(EXERCISE INPUTS):
--- START ---
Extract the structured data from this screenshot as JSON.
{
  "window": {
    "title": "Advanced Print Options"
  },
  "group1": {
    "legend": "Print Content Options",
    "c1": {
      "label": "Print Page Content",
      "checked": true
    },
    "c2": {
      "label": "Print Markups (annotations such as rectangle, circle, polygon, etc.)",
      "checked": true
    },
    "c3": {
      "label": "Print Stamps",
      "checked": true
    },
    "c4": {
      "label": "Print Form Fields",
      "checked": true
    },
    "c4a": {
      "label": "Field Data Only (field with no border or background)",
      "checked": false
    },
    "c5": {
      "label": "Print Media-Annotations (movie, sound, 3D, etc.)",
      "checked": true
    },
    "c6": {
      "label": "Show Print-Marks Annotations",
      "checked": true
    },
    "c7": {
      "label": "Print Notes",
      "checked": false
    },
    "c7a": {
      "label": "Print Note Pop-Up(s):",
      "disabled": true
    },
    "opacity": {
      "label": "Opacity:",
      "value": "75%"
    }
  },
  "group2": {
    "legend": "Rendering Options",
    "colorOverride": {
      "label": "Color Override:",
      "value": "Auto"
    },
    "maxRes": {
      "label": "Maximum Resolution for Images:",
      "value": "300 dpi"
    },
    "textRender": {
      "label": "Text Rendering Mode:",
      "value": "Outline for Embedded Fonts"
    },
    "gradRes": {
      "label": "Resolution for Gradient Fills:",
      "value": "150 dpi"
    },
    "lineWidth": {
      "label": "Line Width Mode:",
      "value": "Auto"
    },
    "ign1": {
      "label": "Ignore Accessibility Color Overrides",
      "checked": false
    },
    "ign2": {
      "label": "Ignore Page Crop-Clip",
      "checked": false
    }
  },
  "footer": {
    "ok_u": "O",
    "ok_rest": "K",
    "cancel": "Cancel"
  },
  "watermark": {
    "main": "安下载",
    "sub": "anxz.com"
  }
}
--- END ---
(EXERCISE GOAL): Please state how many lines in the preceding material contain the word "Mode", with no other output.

(SOLUTION TO THIS TASK): 2